▶ ASSIGNMENT
Word for word, output the data, with none of its pictures.

____ RECORD EXCERPTS

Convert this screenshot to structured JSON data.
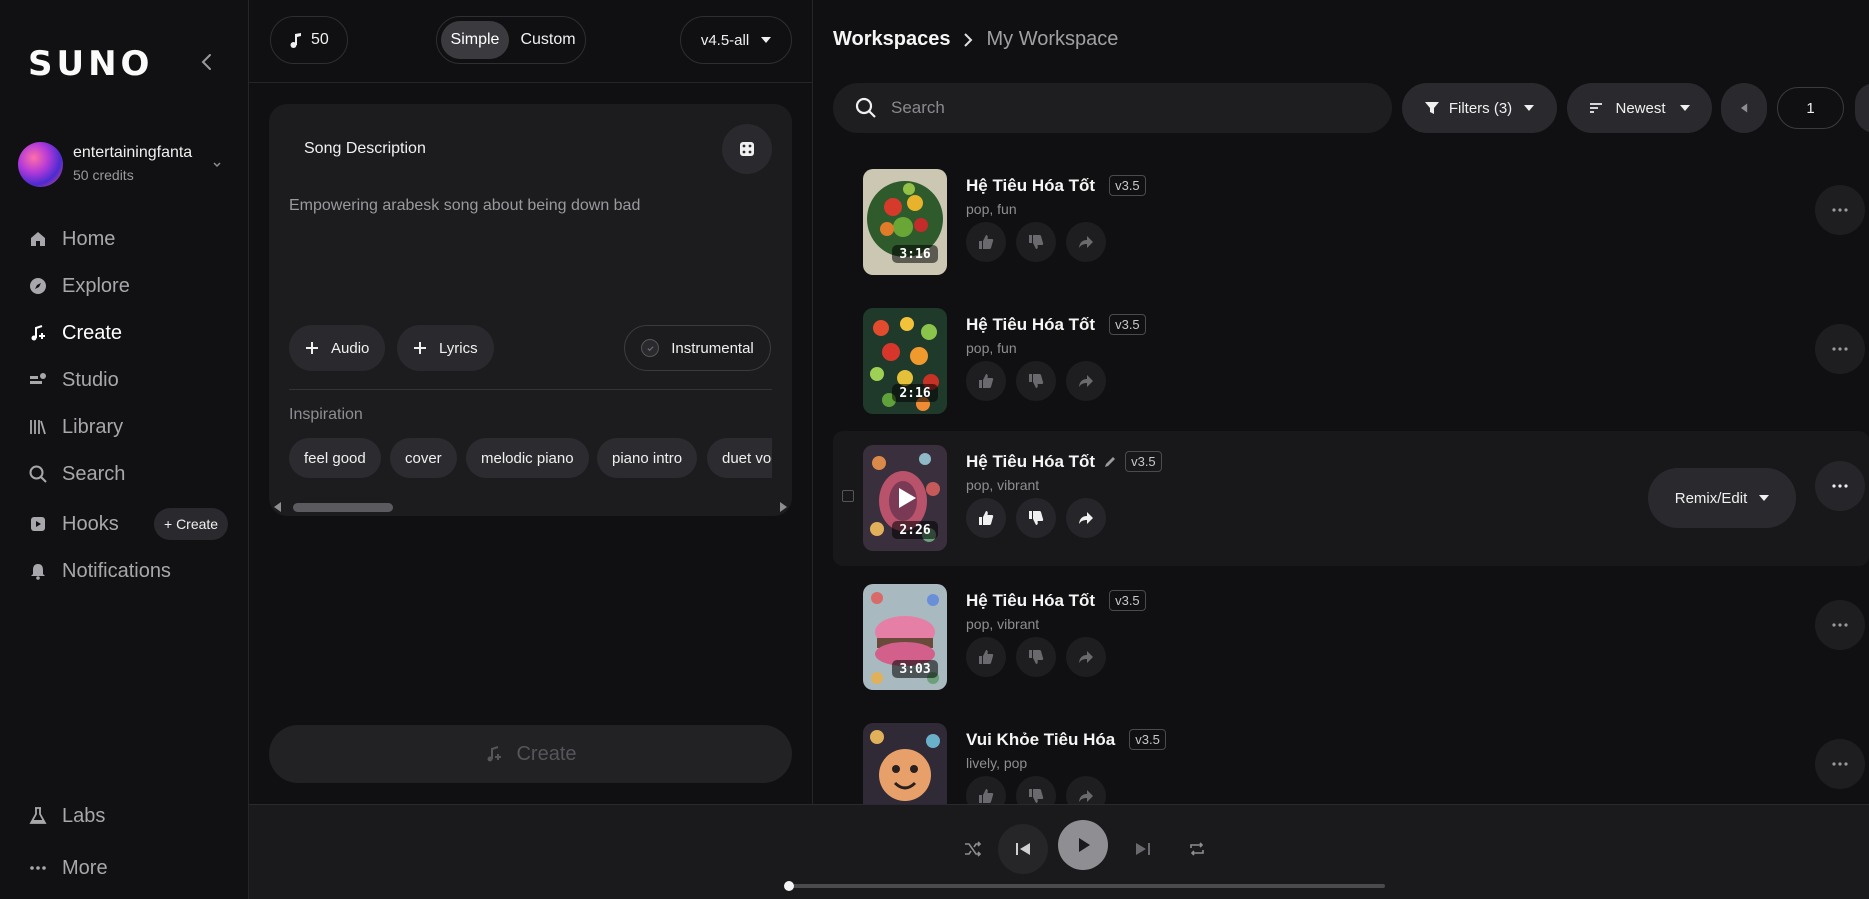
{
  "sidebar": {
    "logo": "SUNO",
    "user": {
      "name": "entertainingfanta",
      "credits": "50 credits"
    },
    "nav": [
      {
        "label": "Home",
        "icon": "home-icon"
      },
      {
        "label": "Explore",
        "icon": "compass-icon"
      },
      {
        "label": "Create",
        "icon": "music-plus-icon",
        "active": true
      },
      {
        "label": "Studio",
        "icon": "studio-icon"
      },
      {
        "label": "Library",
        "icon": "library-icon"
      },
      {
        "label": "Search",
        "icon": "search-icon"
      },
      {
        "label": "Hooks",
        "icon": "hooks-icon"
      },
      {
        "label": "Notifications",
        "icon": "bell-icon"
      }
    ],
    "hooks_create": "+ Create",
    "bottom": [
      {
        "label": "Labs",
        "icon": "flask-icon"
      },
      {
        "label": "More",
        "icon": "more-icon"
      }
    ]
  },
  "create_panel": {
    "credits": "50",
    "modes": {
      "simple": "Simple",
      "custom": "Custom",
      "selected": "Simple"
    },
    "model": "v4.5-all",
    "description_label": "Song Description",
    "description_text": "Empowering arabesk song about being down bad",
    "audio_btn": "Audio",
    "lyrics_btn": "Lyrics",
    "instrumental_btn": "Instrumental",
    "inspiration_label": "Inspiration",
    "chips": [
      "feel good",
      "cover",
      "melodic piano",
      "piano intro",
      "duet vocals"
    ],
    "create_btn": "Create"
  },
  "workspace": {
    "breadcrumb": {
      "root": "Workspaces",
      "current": "My Workspace"
    },
    "search_placeholder": "Search",
    "filters": "Filters (3)",
    "sort": "Newest",
    "page": "1",
    "songs": [
      {
        "title": "Hệ Tiêu Hóa Tốt",
        "version": "v3.5",
        "tags": "pop, fun",
        "duration": "3:16"
      },
      {
        "title": "Hệ Tiêu Hóa Tốt",
        "version": "v3.5",
        "tags": "pop, fun",
        "duration": "2:16"
      },
      {
        "title": "Hệ Tiêu Hóa Tốt",
        "version": "v3.5",
        "tags": "pop, vibrant",
        "duration": "2:26",
        "hovered": true
      },
      {
        "title": "Hệ Tiêu Hóa Tốt",
        "version": "v3.5",
        "tags": "pop, vibrant",
        "duration": "3:03"
      },
      {
        "title": "Vui Khỏe Tiêu Hóa",
        "version": "v3.5",
        "tags": "lively, pop",
        "duration": ""
      }
    ],
    "remix_btn": "Remix/Edit"
  },
  "player": {
    "progress": 0
  }
}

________

▶ FINISHED EXERCISE
Convert this screenshot to structured JSON data.
{
  "sidebar": {
    "logo": "SUNO",
    "user": {
      "name": "entertainingfanta",
      "credits": "50 credits"
    },
    "nav": [
      {
        "label": "Home",
        "icon": "home-icon"
      },
      {
        "label": "Explore",
        "icon": "compass-icon"
      },
      {
        "label": "Create",
        "icon": "music-plus-icon",
        "active": true
      },
      {
        "label": "Studio",
        "icon": "studio-icon"
      },
      {
        "label": "Library",
        "icon": "library-icon"
      },
      {
        "label": "Search",
        "icon": "search-icon"
      },
      {
        "label": "Hooks",
        "icon": "hooks-icon"
      },
      {
        "label": "Notifications",
        "icon": "bell-icon"
      }
    ],
    "hooks_create": "+ Create",
    "bottom": [
      {
        "label": "Labs",
        "icon": "flask-icon"
      },
      {
        "label": "More",
        "icon": "more-icon"
      }
    ]
  },
  "create_panel": {
    "credits": "50",
    "modes": {
      "simple": "Simple",
      "custom": "Custom",
      "selected": "Simple"
    },
    "model": "v4.5-all",
    "description_label": "Song Description",
    "description_text": "Empowering arabesk song about being down bad",
    "audio_btn": "Audio",
    "lyrics_btn": "Lyrics",
    "instrumental_btn": "Instrumental",
    "inspiration_label": "Inspiration",
    "chips": [
      "feel good",
      "cover",
      "melodic piano",
      "piano intro",
      "duet vocals"
    ],
    "create_btn": "Create"
  },
  "workspace": {
    "breadcrumb": {
      "root": "Workspaces",
      "current": "My Workspace"
    },
    "search_placeholder": "Search",
    "filters": "Filters (3)",
    "sort": "Newest",
    "page": "1",
    "songs": [
      {
        "title": "Hệ Tiêu Hóa Tốt",
        "version": "v3.5",
        "tags": "pop, fun",
        "duration": "3:16"
      },
      {
        "title": "Hệ Tiêu Hóa Tốt",
        "version": "v3.5",
        "tags": "pop, fun",
        "duration": "2:16"
      },
      {
        "title": "Hệ Tiêu Hóa Tốt",
        "version": "v3.5",
        "tags": "pop, vibrant",
        "duration": "2:26",
        "hovered": true
      },
      {
        "title": "Hệ Tiêu Hóa Tốt",
        "version": "v3.5",
        "tags": "pop, vibrant",
        "duration": "3:03"
      },
      {
        "title": "Vui Khỏe Tiêu Hóa",
        "version": "v3.5",
        "tags": "lively, pop",
        "duration": ""
      }
    ],
    "remix_btn": "Remix/Edit"
  },
  "player": {
    "progress": 0
  }
}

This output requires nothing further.